▶ [EXERCISE PROMPT]
Filter the entries below, keeping only lines with the word "note".

□ □ □ □ □

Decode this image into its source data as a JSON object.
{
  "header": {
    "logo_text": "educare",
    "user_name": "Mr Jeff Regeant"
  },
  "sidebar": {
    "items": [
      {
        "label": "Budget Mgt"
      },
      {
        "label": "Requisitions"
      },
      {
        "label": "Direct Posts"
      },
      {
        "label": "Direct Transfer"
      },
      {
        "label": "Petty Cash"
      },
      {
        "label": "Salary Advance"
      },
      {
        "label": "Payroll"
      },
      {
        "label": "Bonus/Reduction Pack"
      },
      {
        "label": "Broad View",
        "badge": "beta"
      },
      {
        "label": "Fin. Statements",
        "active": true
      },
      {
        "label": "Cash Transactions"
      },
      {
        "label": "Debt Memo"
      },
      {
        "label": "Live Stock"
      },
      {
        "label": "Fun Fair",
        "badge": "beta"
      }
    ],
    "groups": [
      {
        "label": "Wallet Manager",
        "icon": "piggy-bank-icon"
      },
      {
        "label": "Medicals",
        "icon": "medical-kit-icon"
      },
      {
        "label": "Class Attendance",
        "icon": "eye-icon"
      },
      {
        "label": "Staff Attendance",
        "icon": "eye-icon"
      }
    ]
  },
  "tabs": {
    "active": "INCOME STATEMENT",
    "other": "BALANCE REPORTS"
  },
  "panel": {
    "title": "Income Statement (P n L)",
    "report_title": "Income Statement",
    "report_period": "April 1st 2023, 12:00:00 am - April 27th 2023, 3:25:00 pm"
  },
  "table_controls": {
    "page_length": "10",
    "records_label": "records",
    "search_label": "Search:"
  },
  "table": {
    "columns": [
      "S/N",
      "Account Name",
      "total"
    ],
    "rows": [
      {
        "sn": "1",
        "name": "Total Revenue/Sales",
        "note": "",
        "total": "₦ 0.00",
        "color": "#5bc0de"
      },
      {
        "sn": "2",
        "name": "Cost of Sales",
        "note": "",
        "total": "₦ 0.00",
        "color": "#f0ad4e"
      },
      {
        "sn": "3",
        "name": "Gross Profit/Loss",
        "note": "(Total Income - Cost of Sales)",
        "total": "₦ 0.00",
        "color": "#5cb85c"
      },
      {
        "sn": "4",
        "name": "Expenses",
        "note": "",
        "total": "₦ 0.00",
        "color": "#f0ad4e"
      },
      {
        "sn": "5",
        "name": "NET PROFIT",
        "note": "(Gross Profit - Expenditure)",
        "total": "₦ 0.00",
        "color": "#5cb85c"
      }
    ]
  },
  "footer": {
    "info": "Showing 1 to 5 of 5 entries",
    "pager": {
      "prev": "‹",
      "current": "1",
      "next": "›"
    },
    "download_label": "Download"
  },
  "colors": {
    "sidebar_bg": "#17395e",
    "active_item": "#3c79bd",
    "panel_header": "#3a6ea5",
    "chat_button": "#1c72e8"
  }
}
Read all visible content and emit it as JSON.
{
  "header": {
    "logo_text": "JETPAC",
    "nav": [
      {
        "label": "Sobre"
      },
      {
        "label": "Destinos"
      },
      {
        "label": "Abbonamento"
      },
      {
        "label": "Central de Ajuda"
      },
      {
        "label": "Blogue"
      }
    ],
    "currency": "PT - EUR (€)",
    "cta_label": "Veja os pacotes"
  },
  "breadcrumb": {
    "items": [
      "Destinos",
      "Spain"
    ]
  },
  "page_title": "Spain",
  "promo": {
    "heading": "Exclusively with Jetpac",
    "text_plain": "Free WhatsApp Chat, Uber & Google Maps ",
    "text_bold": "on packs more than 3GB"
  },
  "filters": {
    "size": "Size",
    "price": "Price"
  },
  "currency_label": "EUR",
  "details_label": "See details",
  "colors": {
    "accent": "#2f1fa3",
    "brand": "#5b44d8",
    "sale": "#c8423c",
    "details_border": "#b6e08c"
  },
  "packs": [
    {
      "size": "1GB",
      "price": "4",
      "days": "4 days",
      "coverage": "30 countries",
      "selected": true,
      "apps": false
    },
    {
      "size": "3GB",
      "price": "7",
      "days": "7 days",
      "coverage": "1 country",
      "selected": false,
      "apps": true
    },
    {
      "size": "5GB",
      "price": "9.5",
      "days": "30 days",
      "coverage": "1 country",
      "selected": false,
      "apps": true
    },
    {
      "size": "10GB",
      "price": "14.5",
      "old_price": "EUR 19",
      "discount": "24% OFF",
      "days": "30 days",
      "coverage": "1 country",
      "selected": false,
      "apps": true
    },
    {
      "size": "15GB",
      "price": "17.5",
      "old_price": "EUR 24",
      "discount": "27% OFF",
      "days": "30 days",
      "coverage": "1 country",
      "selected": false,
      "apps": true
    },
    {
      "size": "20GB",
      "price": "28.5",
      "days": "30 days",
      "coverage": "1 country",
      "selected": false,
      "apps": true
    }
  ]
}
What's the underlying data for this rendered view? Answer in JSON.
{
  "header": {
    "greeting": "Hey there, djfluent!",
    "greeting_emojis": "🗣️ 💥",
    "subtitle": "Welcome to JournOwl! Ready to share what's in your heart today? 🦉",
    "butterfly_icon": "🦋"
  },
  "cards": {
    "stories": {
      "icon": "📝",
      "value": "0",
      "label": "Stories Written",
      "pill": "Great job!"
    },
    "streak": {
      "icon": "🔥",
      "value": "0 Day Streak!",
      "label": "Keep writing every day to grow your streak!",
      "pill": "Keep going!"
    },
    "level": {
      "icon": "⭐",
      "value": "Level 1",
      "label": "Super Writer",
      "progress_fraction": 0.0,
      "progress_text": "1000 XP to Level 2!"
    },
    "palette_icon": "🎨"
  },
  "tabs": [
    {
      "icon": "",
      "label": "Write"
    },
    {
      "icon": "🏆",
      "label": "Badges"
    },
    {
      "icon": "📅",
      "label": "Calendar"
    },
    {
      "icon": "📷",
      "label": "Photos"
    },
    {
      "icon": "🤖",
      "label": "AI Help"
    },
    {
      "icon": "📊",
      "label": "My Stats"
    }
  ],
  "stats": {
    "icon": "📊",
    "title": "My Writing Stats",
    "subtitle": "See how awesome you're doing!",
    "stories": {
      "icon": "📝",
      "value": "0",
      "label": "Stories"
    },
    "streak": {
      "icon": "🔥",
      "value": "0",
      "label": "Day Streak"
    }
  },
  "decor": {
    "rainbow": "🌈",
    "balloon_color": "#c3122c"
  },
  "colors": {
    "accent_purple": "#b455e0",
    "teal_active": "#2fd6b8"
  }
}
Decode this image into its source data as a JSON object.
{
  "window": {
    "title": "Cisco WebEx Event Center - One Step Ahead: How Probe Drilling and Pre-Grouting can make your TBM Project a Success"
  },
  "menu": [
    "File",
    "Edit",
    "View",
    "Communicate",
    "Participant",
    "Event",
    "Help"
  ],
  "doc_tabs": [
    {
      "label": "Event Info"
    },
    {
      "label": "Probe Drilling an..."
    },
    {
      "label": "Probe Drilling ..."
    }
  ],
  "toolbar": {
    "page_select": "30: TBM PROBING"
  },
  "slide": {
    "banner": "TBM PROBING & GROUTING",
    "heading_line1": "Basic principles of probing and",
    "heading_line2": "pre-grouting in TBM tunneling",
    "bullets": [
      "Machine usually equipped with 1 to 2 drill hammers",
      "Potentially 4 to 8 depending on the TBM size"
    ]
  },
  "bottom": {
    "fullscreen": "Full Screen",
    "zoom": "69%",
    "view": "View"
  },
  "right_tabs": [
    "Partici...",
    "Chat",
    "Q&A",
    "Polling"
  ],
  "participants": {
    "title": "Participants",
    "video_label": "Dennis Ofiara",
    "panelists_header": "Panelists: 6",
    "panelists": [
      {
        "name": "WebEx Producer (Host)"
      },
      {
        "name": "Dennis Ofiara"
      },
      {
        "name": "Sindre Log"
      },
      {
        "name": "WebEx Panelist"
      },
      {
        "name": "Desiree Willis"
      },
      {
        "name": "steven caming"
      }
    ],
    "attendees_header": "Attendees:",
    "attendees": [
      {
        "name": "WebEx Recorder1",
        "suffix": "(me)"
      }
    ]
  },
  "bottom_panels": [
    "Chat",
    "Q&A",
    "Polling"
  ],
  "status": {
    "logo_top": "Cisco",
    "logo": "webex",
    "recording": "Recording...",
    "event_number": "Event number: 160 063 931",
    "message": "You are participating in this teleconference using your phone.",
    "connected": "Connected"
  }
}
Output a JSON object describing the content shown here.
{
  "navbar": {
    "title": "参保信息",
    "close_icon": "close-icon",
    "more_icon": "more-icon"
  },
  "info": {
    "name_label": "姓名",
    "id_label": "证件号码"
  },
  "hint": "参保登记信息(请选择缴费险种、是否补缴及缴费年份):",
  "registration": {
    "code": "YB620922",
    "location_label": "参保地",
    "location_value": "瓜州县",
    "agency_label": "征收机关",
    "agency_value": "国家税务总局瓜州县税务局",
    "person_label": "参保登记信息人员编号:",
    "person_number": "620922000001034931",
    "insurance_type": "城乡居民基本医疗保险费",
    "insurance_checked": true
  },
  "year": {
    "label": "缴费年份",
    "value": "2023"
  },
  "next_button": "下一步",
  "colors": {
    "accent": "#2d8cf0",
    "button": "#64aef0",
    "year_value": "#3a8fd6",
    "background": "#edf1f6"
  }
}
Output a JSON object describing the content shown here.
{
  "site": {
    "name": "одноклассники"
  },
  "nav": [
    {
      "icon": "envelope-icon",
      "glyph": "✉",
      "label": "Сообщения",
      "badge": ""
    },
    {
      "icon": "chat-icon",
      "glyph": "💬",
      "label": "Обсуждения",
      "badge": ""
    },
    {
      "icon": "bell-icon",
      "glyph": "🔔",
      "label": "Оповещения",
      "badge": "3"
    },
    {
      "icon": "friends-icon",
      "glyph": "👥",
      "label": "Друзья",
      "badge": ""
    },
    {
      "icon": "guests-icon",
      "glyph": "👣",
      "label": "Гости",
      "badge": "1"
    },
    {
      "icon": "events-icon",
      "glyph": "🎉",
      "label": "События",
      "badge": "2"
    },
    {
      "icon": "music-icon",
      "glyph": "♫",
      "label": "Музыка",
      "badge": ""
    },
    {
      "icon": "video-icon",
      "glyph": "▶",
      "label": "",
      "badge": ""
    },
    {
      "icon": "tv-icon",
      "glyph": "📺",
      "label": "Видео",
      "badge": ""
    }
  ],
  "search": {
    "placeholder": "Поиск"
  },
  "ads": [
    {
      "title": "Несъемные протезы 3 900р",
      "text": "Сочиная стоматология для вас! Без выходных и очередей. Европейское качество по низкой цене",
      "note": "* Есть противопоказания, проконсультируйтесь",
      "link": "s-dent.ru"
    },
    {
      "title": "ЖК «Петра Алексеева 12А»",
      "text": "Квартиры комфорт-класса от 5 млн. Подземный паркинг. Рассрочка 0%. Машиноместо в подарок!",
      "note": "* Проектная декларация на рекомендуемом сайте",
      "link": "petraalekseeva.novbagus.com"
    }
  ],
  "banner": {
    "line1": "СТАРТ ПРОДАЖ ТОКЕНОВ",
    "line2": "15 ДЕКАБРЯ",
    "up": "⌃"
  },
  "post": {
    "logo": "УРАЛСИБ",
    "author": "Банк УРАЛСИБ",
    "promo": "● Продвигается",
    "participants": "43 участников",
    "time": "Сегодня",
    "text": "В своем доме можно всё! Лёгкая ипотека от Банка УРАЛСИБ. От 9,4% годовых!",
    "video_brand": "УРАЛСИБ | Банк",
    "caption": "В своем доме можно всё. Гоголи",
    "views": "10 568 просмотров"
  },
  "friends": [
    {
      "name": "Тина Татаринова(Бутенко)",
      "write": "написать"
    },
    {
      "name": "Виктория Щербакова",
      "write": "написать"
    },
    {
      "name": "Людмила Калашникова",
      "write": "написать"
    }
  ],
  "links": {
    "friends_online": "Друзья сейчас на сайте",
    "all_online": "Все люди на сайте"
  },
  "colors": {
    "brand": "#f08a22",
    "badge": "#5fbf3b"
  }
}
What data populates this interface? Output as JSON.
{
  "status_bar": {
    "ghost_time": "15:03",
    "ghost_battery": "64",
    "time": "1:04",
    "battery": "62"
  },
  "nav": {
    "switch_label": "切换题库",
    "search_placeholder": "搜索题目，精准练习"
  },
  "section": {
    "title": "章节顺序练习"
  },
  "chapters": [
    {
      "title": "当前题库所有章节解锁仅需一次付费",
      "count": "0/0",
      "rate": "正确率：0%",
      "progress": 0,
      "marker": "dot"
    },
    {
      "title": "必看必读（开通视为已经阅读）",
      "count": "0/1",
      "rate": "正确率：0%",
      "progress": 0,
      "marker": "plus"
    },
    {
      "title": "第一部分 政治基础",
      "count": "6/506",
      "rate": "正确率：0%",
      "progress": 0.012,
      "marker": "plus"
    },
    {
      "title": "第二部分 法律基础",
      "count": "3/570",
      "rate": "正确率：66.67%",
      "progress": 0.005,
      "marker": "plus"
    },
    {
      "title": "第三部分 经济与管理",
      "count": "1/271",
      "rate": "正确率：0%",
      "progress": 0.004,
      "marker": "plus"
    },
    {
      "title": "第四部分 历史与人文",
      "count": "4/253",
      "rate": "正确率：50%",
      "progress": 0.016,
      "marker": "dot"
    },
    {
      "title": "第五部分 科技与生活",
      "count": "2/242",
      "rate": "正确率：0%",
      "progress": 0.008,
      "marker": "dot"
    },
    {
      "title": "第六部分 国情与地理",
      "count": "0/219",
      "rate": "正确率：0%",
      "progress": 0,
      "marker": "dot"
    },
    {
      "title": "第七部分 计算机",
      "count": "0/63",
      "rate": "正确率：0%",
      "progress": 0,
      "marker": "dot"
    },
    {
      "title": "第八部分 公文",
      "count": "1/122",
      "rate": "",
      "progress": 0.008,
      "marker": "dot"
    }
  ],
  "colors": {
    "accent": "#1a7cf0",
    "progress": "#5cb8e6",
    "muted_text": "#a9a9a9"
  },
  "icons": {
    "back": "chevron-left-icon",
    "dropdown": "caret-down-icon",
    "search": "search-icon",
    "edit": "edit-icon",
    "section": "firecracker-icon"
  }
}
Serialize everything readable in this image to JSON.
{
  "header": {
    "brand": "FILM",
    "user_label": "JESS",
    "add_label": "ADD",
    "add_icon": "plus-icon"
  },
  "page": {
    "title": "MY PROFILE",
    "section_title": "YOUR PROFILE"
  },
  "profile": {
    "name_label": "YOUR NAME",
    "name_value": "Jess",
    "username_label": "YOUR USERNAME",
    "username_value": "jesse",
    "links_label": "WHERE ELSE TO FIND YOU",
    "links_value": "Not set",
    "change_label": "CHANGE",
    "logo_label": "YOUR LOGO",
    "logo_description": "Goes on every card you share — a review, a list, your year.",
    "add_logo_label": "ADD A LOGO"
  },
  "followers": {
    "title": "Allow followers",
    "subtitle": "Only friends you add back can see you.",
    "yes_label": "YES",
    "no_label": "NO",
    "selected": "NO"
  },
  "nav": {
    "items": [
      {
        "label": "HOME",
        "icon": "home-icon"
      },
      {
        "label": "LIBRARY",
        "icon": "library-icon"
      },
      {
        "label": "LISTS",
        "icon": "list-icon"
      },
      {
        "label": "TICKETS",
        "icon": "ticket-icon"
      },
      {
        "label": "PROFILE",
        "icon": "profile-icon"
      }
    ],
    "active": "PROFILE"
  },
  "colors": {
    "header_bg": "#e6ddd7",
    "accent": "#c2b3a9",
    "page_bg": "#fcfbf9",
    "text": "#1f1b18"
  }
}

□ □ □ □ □

▶ [RESPONSE TO THE TASK]
        "note": "",
        "note": "",
        "note": "(Total Income - Cost of Sales)",
        "note": "",
        "note": "(Gross Profit - Expenditure)",
      "note": "* Есть противопоказания, проконсультируйтесь",
      "note": "* Проектная декларация на рекомендуемом сайте",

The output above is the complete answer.